App and web page records >>

++++++++++++++++++++

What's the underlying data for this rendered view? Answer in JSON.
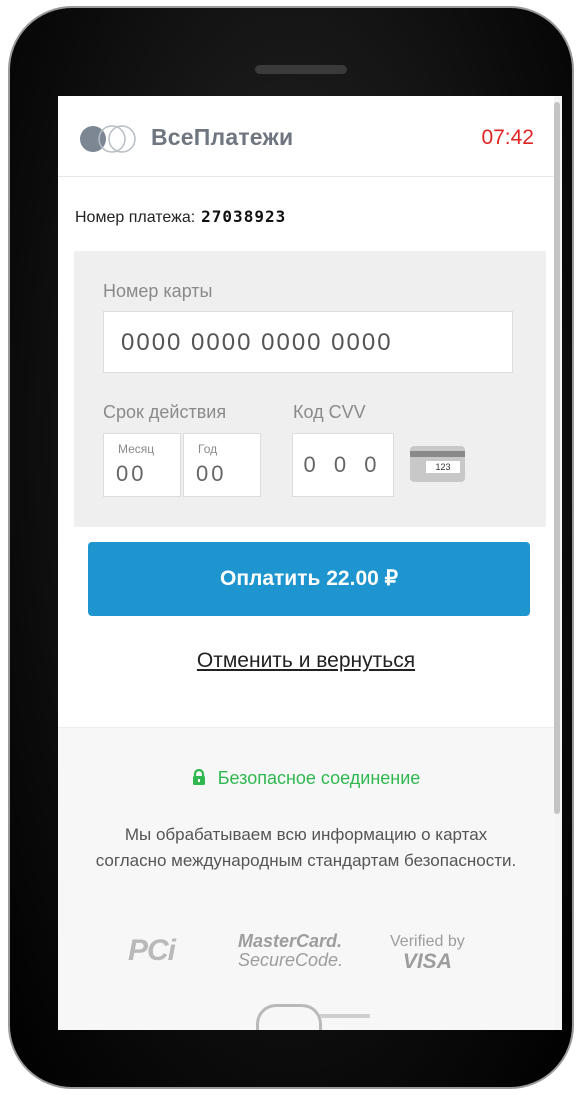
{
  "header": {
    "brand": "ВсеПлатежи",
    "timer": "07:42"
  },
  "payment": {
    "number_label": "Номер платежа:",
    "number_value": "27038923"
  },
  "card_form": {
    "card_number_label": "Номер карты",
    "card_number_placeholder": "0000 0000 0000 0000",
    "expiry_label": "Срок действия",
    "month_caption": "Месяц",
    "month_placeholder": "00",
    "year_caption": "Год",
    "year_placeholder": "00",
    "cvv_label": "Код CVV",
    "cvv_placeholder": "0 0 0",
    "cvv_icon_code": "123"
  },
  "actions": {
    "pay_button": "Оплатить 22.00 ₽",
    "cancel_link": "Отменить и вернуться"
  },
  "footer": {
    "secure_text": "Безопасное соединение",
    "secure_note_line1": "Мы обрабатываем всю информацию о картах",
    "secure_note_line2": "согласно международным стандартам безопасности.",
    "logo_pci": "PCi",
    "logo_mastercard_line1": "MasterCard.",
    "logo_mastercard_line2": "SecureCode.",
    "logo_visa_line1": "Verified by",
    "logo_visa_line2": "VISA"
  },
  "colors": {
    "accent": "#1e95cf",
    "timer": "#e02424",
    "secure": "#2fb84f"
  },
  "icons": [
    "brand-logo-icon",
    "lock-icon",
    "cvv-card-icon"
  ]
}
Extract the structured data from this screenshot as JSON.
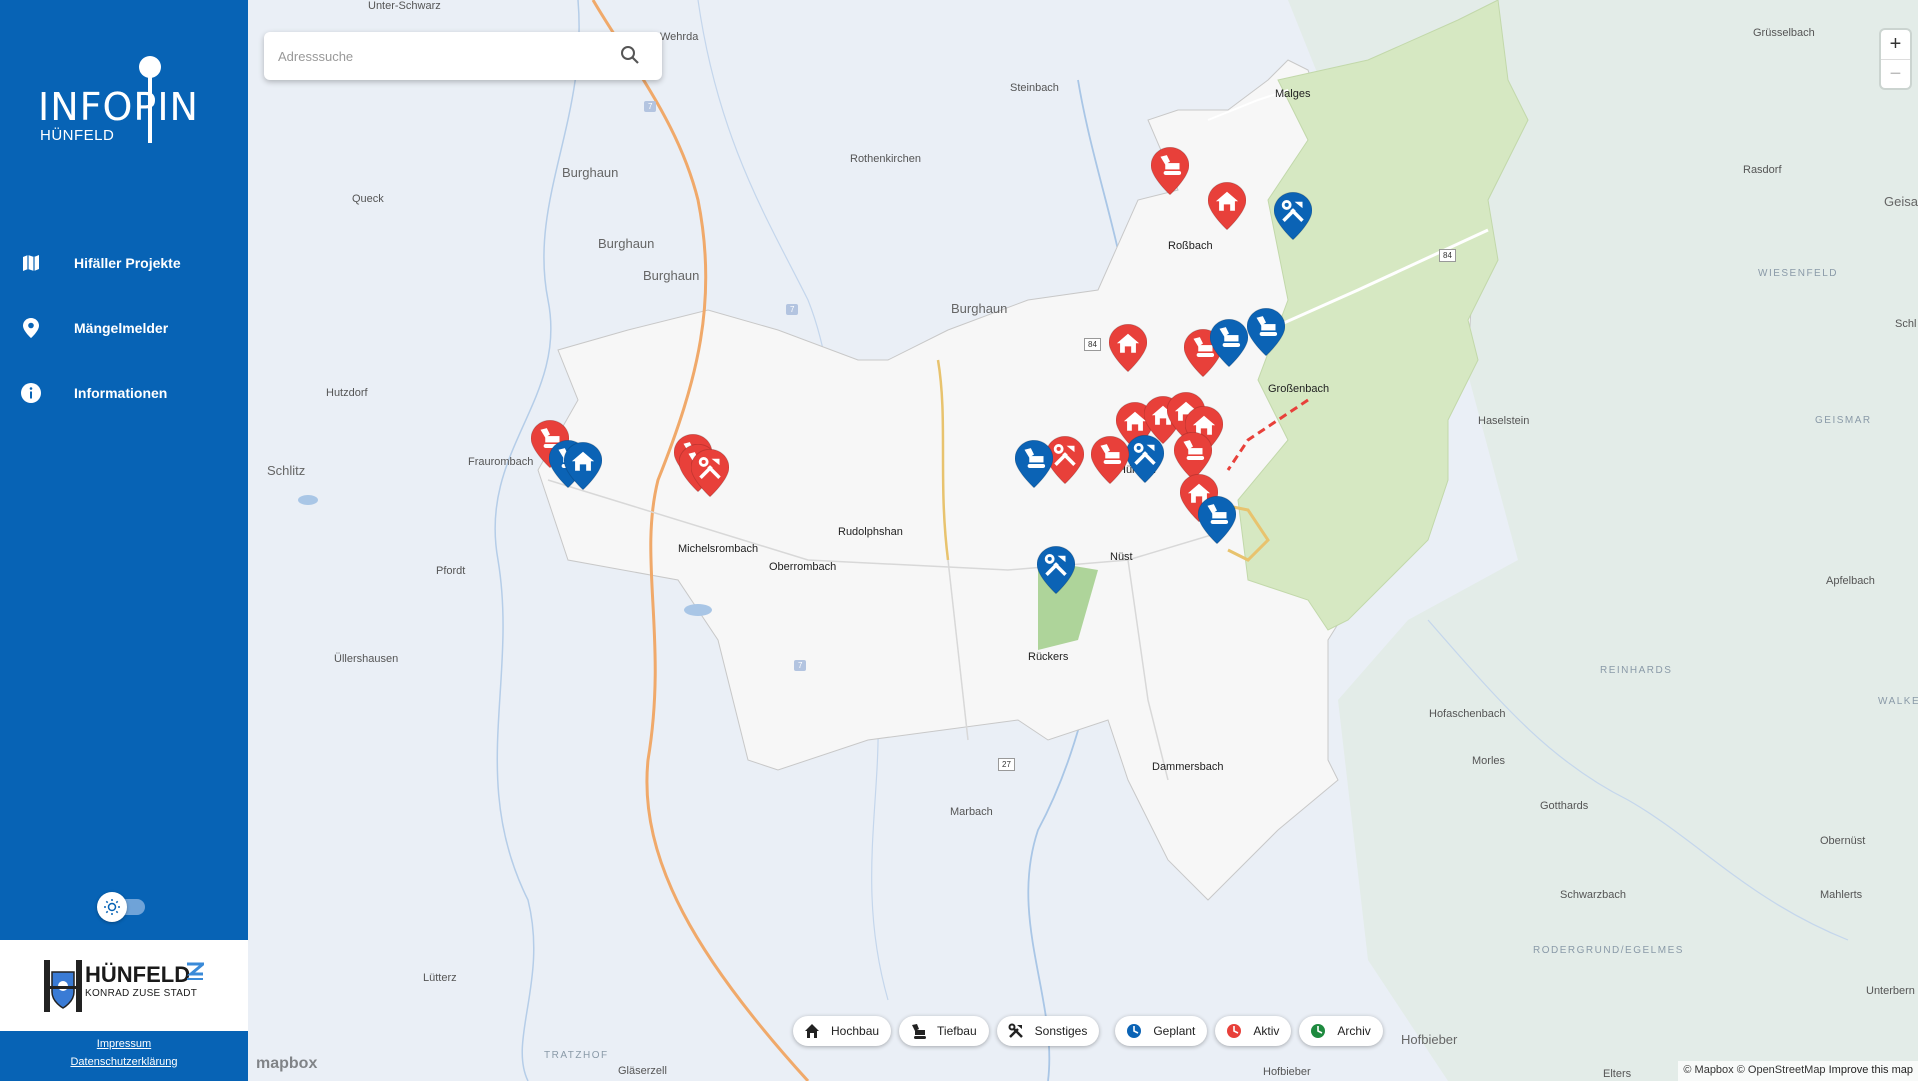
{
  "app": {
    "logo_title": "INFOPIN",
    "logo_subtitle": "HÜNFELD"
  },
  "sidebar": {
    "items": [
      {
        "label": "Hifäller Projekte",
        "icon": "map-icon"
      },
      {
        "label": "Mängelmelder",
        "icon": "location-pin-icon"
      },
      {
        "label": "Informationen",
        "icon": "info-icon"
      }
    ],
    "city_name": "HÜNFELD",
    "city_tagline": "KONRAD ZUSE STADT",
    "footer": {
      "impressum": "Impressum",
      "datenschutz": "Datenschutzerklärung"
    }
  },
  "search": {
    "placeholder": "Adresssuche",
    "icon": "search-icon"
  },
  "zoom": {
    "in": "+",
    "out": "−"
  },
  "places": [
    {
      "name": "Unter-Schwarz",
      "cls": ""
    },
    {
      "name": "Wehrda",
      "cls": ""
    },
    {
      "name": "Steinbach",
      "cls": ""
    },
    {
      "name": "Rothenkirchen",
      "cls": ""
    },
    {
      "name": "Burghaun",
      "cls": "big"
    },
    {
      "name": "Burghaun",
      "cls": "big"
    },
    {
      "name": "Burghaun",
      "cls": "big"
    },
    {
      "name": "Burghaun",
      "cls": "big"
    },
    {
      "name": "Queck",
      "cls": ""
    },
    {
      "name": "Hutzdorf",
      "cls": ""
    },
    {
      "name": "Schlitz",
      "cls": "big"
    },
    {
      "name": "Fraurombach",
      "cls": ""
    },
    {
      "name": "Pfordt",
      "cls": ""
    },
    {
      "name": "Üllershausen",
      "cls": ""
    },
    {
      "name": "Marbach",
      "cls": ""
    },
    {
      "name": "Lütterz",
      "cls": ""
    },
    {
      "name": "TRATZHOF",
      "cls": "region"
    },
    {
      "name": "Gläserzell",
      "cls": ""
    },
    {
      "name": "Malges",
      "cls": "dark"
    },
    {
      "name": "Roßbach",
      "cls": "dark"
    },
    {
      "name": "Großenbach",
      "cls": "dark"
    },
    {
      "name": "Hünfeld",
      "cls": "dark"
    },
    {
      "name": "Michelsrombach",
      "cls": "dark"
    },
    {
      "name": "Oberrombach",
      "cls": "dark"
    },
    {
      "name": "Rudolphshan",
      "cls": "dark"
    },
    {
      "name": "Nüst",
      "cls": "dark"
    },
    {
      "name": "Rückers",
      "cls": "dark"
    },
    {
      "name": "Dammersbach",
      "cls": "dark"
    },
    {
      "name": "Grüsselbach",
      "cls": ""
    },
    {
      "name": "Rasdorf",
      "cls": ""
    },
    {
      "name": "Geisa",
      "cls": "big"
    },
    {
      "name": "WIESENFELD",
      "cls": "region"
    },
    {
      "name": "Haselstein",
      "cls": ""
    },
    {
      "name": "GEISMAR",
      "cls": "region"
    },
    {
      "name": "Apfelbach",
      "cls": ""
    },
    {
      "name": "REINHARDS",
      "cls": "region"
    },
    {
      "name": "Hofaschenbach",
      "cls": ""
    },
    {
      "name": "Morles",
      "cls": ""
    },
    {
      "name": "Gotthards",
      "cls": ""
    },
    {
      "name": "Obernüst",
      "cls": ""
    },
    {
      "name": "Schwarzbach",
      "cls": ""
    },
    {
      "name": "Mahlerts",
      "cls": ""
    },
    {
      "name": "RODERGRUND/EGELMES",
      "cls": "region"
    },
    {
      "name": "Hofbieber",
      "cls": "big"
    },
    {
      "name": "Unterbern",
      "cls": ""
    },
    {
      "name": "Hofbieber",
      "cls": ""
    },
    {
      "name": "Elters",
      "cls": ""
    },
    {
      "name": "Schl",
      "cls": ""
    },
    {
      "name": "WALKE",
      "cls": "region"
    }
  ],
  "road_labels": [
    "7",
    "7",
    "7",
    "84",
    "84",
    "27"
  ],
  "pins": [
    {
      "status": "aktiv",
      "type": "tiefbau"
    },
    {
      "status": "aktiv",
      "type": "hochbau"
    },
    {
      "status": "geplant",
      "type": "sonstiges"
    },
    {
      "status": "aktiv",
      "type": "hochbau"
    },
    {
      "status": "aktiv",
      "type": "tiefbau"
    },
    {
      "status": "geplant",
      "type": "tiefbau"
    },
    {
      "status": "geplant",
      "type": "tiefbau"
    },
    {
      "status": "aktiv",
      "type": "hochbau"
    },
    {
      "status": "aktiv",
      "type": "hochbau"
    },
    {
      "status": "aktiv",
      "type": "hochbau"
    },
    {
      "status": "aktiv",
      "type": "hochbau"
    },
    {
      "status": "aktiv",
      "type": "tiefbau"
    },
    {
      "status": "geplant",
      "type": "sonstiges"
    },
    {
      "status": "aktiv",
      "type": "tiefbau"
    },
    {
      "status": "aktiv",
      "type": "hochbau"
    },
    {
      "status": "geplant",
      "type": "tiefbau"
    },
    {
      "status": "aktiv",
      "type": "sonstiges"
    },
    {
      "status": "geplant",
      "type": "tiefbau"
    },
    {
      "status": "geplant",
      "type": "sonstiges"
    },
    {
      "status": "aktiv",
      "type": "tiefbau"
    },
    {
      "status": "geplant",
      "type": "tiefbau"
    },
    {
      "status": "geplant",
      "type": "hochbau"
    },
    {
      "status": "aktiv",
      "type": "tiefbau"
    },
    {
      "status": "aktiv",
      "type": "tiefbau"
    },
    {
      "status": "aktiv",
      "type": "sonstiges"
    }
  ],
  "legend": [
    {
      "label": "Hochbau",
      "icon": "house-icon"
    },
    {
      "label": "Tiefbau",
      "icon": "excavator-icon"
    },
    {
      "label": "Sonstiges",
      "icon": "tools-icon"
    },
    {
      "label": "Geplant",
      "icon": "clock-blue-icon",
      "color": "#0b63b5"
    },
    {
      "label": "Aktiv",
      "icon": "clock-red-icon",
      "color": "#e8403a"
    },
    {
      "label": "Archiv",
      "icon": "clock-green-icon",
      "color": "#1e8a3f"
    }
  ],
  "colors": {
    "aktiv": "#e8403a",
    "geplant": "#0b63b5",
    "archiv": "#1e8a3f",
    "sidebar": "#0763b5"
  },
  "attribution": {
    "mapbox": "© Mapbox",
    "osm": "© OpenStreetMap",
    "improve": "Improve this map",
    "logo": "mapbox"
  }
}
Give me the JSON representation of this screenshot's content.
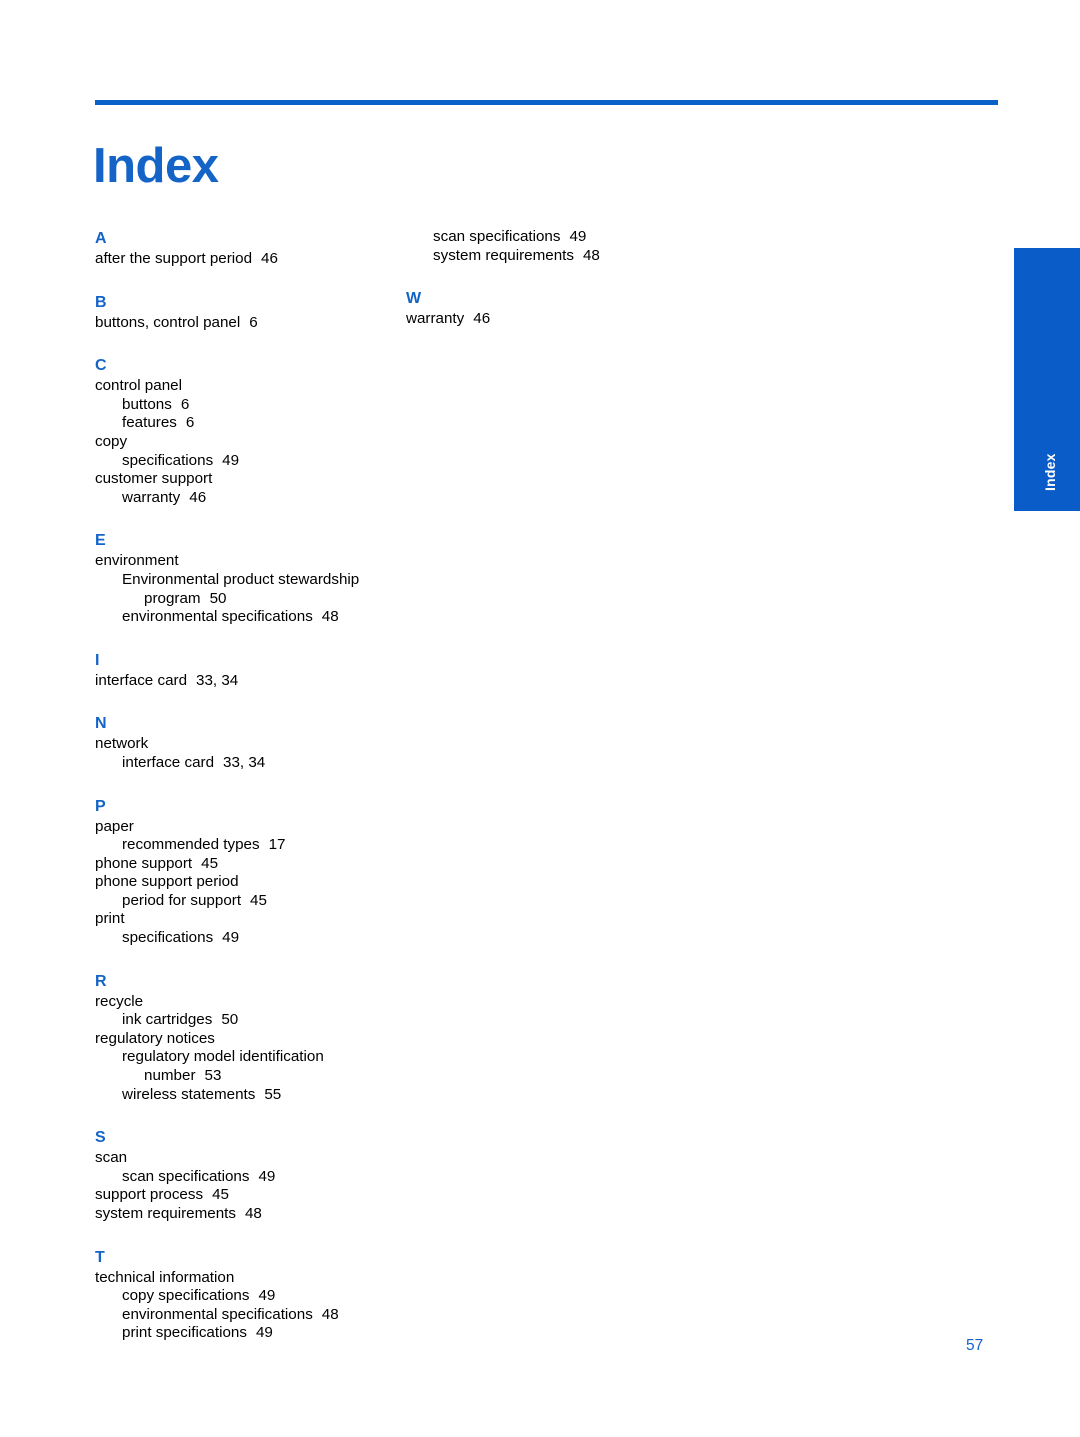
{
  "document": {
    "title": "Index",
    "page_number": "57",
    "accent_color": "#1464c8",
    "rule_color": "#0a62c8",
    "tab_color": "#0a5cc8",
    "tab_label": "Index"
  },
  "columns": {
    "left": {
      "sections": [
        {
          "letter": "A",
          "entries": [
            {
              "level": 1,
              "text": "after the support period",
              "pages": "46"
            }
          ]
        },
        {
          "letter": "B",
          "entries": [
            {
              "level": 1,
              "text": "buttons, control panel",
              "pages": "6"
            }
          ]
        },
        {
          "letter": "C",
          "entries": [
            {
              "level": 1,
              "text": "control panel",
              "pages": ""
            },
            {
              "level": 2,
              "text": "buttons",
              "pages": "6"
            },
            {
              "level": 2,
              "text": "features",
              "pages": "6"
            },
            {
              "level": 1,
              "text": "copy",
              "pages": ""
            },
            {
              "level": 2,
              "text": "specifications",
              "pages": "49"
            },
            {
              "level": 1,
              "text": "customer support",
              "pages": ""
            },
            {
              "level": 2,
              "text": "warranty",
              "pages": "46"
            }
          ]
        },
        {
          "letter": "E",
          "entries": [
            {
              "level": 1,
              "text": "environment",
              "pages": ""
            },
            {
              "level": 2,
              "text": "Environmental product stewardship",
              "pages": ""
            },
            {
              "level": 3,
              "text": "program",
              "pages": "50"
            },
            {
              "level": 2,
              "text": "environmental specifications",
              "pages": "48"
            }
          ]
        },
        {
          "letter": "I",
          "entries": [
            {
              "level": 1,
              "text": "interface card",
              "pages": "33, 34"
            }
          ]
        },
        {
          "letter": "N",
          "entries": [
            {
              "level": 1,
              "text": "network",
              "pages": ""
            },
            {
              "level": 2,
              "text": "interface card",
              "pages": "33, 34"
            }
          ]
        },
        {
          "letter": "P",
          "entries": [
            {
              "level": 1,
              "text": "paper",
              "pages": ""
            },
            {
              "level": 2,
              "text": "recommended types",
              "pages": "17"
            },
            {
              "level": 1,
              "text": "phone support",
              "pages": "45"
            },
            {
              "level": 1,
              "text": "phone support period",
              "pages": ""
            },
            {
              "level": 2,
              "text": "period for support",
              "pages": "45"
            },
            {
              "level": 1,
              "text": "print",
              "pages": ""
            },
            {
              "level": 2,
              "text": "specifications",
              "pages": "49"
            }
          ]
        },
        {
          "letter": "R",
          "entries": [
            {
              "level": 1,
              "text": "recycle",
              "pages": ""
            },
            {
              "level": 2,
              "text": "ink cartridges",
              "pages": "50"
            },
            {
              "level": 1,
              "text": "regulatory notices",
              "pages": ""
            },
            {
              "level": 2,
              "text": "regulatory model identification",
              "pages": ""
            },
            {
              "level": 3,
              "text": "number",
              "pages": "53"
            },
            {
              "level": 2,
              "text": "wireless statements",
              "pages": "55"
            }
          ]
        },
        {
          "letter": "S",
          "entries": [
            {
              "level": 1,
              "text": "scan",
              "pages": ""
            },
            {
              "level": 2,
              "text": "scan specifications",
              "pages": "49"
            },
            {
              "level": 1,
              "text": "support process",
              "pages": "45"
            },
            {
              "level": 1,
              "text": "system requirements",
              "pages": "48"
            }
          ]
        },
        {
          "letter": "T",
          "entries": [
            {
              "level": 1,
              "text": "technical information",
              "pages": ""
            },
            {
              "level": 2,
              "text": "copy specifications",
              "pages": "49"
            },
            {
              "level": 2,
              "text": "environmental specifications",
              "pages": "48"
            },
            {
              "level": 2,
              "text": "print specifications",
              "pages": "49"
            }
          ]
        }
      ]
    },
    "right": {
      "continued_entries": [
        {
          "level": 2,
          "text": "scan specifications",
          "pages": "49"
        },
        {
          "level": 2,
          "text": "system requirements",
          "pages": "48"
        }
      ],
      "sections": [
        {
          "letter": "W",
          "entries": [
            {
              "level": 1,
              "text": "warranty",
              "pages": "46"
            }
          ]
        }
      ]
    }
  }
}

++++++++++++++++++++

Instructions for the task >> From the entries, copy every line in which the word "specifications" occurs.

Output for this task >>
              "text": "specifications",
              "text": "environmental specifications",
              "text": "specifications",
              "text": "scan specifications",
              "text": "copy specifications",
              "text": "environmental specifications",
              "text": "print specifications",
          "text": "scan specifications",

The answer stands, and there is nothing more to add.